    From the California papers we learn of the death of W. G. T'Vault, of smallpox, in Jacksonville, Oregon, on the 4th inst. Col. T'Vault was a pioneer of the Pacific Coast, and was well known in this portion of Idaho. He started and published for a short time the Index newspaper, here in Silver City. T'Vault, before age and dissipation impaired his faculties, was a man of no inconsiderable ability. He was born, we think, in the state of Georgia [probably not], and emigrated to Arkansas in the year 1833, where he acquired his military title by being elected colonel of the state militia; he was, about the same time, a candidate for delegate to the constitutional convention of that state, but was defeated. He afterwards studied law, and practiced his profession a short time in Arkansas, and from there moved to the state of Indiana; he was a member of the legislature of that state for several sessions, and about the year 1845 emigrated to the then Territory of Oregon, where he lived for a number of years. After Oregon became a state of the Union, he was twice elected to the assembly, and was speaker of that body one or two sessions. He joined the Catholic Church a few years ago. At the time of his death, he was acting in the capacity of district attorney, and was well advanced in years.
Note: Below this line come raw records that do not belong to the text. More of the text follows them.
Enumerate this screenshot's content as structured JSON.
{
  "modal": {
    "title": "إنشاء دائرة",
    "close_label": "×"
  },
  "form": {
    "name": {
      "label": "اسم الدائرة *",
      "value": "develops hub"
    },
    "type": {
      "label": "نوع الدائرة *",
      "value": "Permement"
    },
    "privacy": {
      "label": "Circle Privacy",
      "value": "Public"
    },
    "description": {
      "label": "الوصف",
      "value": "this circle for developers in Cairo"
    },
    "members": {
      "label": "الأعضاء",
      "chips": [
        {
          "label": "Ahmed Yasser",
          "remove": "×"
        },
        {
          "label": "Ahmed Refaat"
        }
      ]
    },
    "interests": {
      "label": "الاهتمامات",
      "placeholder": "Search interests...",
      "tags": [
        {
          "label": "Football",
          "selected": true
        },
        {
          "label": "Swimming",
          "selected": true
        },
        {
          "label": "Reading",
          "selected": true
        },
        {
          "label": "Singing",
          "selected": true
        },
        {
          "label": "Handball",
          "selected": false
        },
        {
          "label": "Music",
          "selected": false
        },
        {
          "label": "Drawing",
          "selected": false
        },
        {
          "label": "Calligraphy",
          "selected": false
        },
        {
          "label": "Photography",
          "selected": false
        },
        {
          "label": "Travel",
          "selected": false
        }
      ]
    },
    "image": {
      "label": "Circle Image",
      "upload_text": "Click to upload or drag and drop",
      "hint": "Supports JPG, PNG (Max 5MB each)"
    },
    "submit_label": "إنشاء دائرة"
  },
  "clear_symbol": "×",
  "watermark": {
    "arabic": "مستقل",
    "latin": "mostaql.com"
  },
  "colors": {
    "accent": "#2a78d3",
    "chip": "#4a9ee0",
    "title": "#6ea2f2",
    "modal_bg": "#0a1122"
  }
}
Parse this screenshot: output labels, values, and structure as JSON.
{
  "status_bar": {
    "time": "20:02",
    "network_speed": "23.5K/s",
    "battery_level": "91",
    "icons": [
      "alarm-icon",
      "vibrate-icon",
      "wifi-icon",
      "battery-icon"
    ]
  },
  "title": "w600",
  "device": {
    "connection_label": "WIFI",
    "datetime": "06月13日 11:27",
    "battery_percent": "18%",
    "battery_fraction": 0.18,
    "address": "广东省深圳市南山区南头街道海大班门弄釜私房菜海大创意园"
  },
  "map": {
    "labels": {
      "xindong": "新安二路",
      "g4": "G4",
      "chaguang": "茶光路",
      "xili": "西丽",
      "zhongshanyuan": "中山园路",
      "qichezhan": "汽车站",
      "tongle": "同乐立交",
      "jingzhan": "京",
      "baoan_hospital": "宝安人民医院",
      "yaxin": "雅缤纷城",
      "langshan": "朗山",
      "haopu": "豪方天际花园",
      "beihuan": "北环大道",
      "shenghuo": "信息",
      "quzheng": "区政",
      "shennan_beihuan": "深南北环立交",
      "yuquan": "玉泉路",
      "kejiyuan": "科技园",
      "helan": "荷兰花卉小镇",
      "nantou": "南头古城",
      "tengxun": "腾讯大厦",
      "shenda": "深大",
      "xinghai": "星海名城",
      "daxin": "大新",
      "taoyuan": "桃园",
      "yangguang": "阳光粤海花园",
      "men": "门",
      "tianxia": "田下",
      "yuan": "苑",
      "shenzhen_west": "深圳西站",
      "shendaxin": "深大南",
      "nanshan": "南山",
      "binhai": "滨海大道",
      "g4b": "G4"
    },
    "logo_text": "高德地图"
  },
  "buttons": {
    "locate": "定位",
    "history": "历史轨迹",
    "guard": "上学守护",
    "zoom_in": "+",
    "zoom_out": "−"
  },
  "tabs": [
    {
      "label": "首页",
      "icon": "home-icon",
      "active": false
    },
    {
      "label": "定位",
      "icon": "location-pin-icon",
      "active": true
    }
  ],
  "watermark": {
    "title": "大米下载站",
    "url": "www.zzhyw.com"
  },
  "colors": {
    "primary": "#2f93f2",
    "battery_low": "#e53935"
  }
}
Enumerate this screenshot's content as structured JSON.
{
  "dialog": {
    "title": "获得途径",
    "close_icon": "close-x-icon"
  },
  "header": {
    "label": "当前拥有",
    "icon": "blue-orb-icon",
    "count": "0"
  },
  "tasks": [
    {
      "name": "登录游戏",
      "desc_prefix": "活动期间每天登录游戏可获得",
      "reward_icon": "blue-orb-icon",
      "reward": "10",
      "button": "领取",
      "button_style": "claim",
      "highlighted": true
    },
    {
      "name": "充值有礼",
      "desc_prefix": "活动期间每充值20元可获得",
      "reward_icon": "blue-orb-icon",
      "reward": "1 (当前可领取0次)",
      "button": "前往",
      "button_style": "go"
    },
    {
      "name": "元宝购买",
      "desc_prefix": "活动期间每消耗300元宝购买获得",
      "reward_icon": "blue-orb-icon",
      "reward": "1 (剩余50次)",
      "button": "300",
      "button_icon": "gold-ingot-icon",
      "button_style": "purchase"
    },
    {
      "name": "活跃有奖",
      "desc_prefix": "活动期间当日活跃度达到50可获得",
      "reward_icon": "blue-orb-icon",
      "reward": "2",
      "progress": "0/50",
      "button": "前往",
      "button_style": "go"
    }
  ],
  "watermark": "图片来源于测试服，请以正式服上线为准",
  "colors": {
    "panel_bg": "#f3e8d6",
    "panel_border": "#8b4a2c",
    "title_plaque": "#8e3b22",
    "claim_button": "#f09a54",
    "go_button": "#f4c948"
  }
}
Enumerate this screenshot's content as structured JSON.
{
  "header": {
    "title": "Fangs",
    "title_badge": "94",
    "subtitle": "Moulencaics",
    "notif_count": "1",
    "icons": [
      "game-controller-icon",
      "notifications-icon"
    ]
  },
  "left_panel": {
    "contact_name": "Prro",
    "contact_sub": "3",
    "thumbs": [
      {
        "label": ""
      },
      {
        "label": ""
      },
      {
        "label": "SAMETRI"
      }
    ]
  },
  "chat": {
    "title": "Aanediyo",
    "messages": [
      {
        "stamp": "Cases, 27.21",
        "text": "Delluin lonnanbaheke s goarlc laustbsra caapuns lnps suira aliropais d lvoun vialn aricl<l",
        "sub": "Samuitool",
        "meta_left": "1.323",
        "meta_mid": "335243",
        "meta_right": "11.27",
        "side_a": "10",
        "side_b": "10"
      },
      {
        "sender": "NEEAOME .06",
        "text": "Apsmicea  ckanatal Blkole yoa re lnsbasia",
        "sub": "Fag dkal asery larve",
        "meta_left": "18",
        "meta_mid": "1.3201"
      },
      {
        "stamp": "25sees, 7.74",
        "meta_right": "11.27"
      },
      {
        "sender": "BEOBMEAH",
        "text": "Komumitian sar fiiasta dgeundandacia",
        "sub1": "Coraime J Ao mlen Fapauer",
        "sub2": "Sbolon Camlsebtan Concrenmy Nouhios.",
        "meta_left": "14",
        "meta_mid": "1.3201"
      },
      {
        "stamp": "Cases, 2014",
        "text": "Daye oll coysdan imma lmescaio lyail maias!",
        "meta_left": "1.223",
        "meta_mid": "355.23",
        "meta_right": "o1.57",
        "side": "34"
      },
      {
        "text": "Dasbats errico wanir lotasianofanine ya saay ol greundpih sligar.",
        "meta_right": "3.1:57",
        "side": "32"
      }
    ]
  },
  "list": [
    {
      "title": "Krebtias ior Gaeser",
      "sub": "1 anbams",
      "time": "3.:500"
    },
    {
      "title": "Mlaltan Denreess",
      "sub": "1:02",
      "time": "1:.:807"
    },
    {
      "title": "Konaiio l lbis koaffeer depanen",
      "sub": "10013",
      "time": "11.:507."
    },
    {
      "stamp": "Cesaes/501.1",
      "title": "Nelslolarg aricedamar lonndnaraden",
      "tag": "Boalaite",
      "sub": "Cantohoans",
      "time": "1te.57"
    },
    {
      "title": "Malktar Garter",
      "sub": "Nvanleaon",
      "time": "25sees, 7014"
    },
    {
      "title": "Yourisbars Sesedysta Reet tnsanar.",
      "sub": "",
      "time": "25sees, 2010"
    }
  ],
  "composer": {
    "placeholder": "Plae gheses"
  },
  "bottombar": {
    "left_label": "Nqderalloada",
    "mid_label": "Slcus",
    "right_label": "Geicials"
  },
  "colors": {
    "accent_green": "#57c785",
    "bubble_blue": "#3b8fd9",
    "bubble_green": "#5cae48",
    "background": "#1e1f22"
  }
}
Owyhee Avalanche, Silver City, Idaho, February 13, 1869, page 2


BOONE'S GRANDCHILD DIES
Mrs. E. T'Vault Kenney, 79, Passes Away at Jacksonville.
    Mrs. Elizabeth T'Vault Kenney, a well-known pioneer of 1845, died at her home in Jacksonville yesterday morning.
    Mrs. Kenney was the daughter of Colonel William Green T'Vault and Mrs. Rhoda Boone Burns T'Vault and was born in Warrick County, Indiana, in 1833. She was of Scotch, Irish and French ancestry and was a great-granddaughter of Daniel Boone and directly descended from the Robert Burns family of Scotland. Her father was editor of the first newspaper west of the Rocky Mountains, the Spectator, first issued at Oregon City, February 5, 1846. Later he was prominent as a legislator and lawyer and in 1855 he was editor of the Table Rock Sentinel, the first newspaper in Rogue River Valley.
    In 1852 the T'Vault family removed from Oregon City to Jackson County, and as a young girl Mrs. Kenney was the first postmistress there, the post office being known as The Dardanelles, and was situated on Rogue River, not far from Gold Hill of today. In 1855 she was married to Daniel M. Kenney, a native of Louisiana, a lawyer and a pioneer of 1849. He died February 18, 1860, leaving his young wife with two little boys to rear. Her father died in 1869 and her mother not long afterwards.
    Mrs. Kenney was a member of the Oregon Pioneer Association and also of the Pioneer Association of Southern  Oregon. Her two sons survive.
Morning Oregonian, Portland, October 21, 1911, page 12




Last revised June 25, 2017